[AVAILABLE RECORDS Boundary: Start]
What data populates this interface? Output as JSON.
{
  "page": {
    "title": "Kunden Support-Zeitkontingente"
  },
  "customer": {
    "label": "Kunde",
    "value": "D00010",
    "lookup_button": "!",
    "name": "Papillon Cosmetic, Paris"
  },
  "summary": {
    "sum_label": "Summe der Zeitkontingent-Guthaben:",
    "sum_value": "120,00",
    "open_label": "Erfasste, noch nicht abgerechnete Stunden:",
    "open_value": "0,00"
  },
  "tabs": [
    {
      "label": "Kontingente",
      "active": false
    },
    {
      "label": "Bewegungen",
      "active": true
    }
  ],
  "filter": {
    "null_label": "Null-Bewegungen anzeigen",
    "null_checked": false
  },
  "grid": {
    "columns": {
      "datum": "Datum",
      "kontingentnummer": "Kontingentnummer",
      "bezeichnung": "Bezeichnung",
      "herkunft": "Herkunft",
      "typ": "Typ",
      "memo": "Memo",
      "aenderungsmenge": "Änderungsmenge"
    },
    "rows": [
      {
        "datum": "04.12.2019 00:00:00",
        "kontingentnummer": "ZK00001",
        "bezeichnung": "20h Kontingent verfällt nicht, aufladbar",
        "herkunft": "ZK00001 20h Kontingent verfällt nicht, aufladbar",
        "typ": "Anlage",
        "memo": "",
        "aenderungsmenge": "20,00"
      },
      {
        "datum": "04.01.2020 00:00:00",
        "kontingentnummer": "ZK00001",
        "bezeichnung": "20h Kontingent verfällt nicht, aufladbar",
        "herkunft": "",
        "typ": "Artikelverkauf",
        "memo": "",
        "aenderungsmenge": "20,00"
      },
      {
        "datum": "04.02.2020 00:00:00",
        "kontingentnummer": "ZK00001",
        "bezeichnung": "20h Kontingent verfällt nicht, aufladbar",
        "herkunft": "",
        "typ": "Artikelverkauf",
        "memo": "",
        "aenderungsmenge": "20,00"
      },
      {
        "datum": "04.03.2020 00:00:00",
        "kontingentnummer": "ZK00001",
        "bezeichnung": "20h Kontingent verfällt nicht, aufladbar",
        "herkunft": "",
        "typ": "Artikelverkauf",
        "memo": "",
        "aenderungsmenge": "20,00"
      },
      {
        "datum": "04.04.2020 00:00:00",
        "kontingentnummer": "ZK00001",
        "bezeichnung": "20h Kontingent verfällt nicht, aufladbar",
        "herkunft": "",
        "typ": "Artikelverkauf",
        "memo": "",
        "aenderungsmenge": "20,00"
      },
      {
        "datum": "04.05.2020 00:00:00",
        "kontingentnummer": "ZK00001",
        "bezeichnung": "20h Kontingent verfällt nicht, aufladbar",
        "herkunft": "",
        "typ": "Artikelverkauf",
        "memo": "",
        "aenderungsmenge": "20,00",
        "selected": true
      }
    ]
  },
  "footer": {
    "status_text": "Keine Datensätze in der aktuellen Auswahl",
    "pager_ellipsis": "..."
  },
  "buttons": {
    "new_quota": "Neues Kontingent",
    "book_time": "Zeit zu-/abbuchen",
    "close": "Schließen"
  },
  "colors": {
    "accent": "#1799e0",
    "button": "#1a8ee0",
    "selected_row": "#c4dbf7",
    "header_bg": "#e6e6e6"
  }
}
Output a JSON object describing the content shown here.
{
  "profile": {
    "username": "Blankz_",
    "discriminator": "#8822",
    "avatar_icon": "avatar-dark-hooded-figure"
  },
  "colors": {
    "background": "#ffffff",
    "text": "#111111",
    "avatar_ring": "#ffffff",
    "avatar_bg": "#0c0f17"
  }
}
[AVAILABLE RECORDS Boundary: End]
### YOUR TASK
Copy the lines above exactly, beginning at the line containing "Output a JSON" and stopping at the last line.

### WRITTEN ANSWER
Output a JSON object describing the content shown here.
{
  "profile": {
    "username": "Blankz_",
    "discriminator": "#8822",
    "avatar_icon": "avatar-dark-hooded-figure"
  },
  "colors": {
    "background": "#ffffff",
    "text": "#111111",
    "avatar_ring": "#ffffff",
    "avatar_bg": "#0c0f17"
  }
}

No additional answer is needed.